What is the better banking strategy: low expense v low deposit costs?

Here is a question that dogs us: should we follow a strategy that drives top quartile performance in operating expenses or cost of deposits? If your answer is “yes”, your execution better be flawless. Because the two don’t often go together. In my search, described below, only one bank made top quartile performance in both categories.
The low operating expense bank typically comes with a limited branch network. Bank futurists think this a good thing since branches are millstones around our collective necks. So in order to attract deposits, these banks tend to use premium rates to get people comfortable with not having a nearby branch. 
Low expense banks tend not to have sophisticated commercial banking operations too. Preferring instead to focus on residential real estate lending combined with transactional commercial real estate lending. By transactional, I mean the bank may resort to price to get deals, and not extensive customer relationships, as many of these customers don’t value relationships anyway.
Conversely, low cost of deposit banks tend to have more expansive branch networks to get core retail and business account balances. Anecdotally, the most often heard reason a business customer objects to opening an operating account at a bank is because it lacks a nearby branch. But, admittedly, that could just be an objection that is not the “real reason”.
Also, low cost of deposit banks tend to be heavy commercial lenders, both commercial real estate and business loans. That requires a good product set, and lots of resources. Asset-based lending requires much greater borrower interaction than plain vanilla commercial real estate lending.
So which strategy results in better performance? I went to the numbers (see table), and it’s tough to tell.
I searched for banks of a certain size ($1B – $20B in assets) to eliminate trading anomalies from very large and very small banks. I also controlled for capital levels and asset quality to limit the number of factors impacting pricing. 
The picture is not totally clear on which strategy delivers the better returns or higher trading multiples. To be sure, both sets of top quartile banks are well run and rewarded with relatively high trading multiples. And they have delivered very good results, as indicated by their 3-year price changes.
So, which one is better? I think it depends on each financial institution’s individual circumstances. Do you operate in slow to no growth markets? Perhaps a low operating expense/cash cow strategy is appropriate. 
Is your FI in business-rich markets and your niche is concierge-like service to tech firms? Well the low cost deposit strategy with higher expense ratios may be appropriate. 

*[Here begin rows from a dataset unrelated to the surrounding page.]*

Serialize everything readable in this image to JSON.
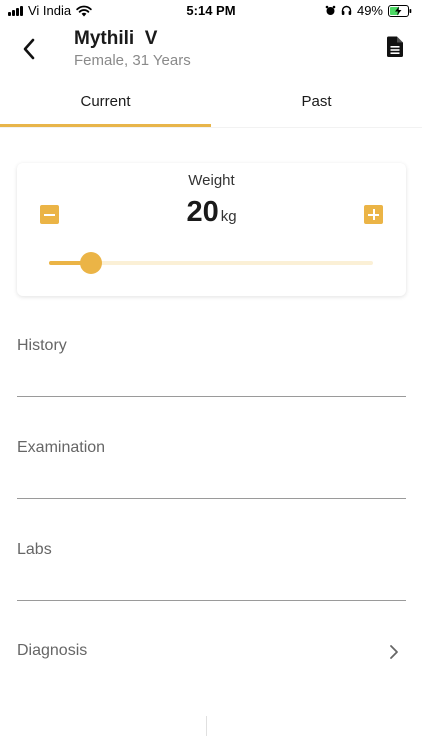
{
  "status_bar": {
    "carrier": "Vi India",
    "time": "5:14 PM",
    "battery_percent": "49%",
    "icons": [
      "signal-icon",
      "wifi-icon",
      "alarm-icon",
      "headphones-icon",
      "battery-charging-icon"
    ]
  },
  "header": {
    "patient_name": "Mythili  V",
    "patient_details": "Female, 31 Years",
    "back_icon": "chevron-left-icon",
    "document_icon": "document-icon"
  },
  "tabs": [
    {
      "label": "Current",
      "selected": true
    },
    {
      "label": "Past",
      "selected": false
    }
  ],
  "weight": {
    "label": "Weight",
    "value": "20",
    "unit": "kg",
    "slider_fraction": 0.13,
    "decrement_icon": "minus-icon",
    "increment_icon": "plus-icon"
  },
  "sections": {
    "history": "History",
    "examination": "Examination",
    "labs": "Labs",
    "diagnosis": "Diagnosis"
  },
  "colors": {
    "accent": "#ebb446",
    "tab_underline": "#e8b54a",
    "slider_track": "#fbf0d6",
    "muted_text": "#8a8a8a",
    "divider": "#9a9a9a"
  }
}
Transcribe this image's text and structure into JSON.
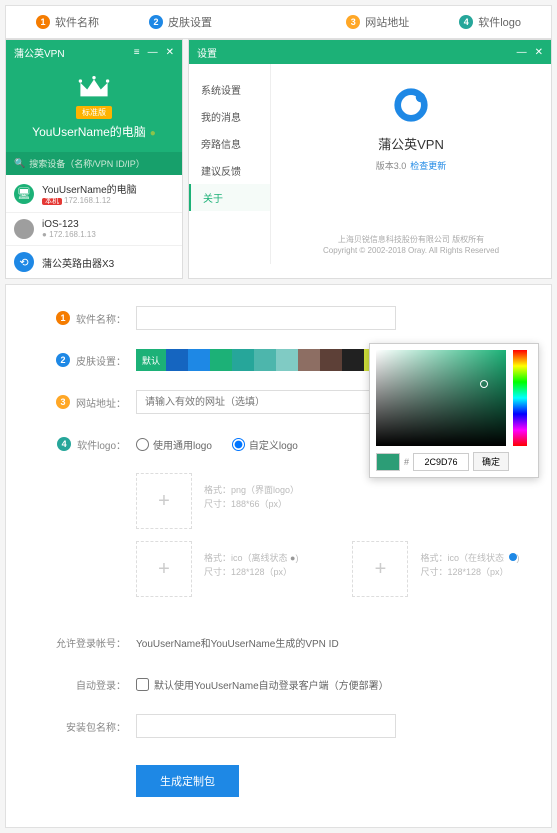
{
  "legend": {
    "i1": "软件名称",
    "i2": "皮肤设置",
    "i3": "网站地址",
    "i4": "软件logo"
  },
  "leftWin": {
    "title": "蒲公英VPN",
    "badge": "标准版",
    "heroName": "YouUserName的电脑",
    "searchPlaceholder": "搜索设备（名称/VPN ID/IP）",
    "devices": [
      {
        "name": "YouUserName的电脑",
        "ip": "172.168.1.12",
        "pill": "本机"
      },
      {
        "name": "iOS-123",
        "ip": "172.168.1.13",
        "pill": ""
      },
      {
        "name": "蒲公英路由器X3",
        "ip": "",
        "pill": ""
      }
    ]
  },
  "rightWin": {
    "title": "设置",
    "menu": [
      "系统设置",
      "我的消息",
      "旁路信息",
      "建议反馈",
      "关于"
    ],
    "appName": "蒲公英VPN",
    "versionPrefix": "版本3.0",
    "checkUpdate": "检查更新",
    "copyright1": "上海贝锐信息科技股份有限公司 版权所有",
    "copyright2": "Copyright © 2002-2018 Oray. All Rights Reserved"
  },
  "form": {
    "l1": "软件名称：",
    "l2": "皮肤设置：",
    "l3": "网站地址：",
    "l4": "软件logo：",
    "swDefault": "默认",
    "urlPlaceholder": "请输入有效的网址（选填）",
    "radioGeneric": "使用通用logo",
    "radioCustom": "自定义logo",
    "up1a": "格式：png（界面logo）",
    "up1b": "尺寸：188*66（px）",
    "up2a": "格式：ico（离线状态",
    "up2b": "尺寸：128*128（px）",
    "up3a": "格式：ico（在线状态",
    "up3b": "尺寸：128*128（px）",
    "lAllow": "允许登录帐号：",
    "allowVal": "YouUserName和YouUserName生成的VPN ID",
    "lAuto": "自动登录：",
    "autoChk": "默认使用YouUserName自动登录客户端（方便部署）",
    "lPkg": "安装包名称：",
    "submit": "生成定制包"
  },
  "picker": {
    "hex": "2C9D76",
    "ok": "确定"
  },
  "swatches": [
    "#1565c0",
    "#1e88e5",
    "#1cb177",
    "#26a69a",
    "#4db6ac",
    "#80cbc4",
    "#8d6e63",
    "#5d4037",
    "#212121",
    "#cddc39",
    "#d4b483",
    "#c9a86a"
  ]
}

Whatever strategy you choose, I implore you… to choose. The zigging and zagging, the all things to all people, the yes, yes, and yes strategies are misallocating resources and driving our financial institutions into homogenized and commoditized, irrelevant, soon to be sold and quickly forgotten memories that our 7,000 brethren that have been sold since the early ’90’s have become.
Are we going to let it happen?
~ Jeff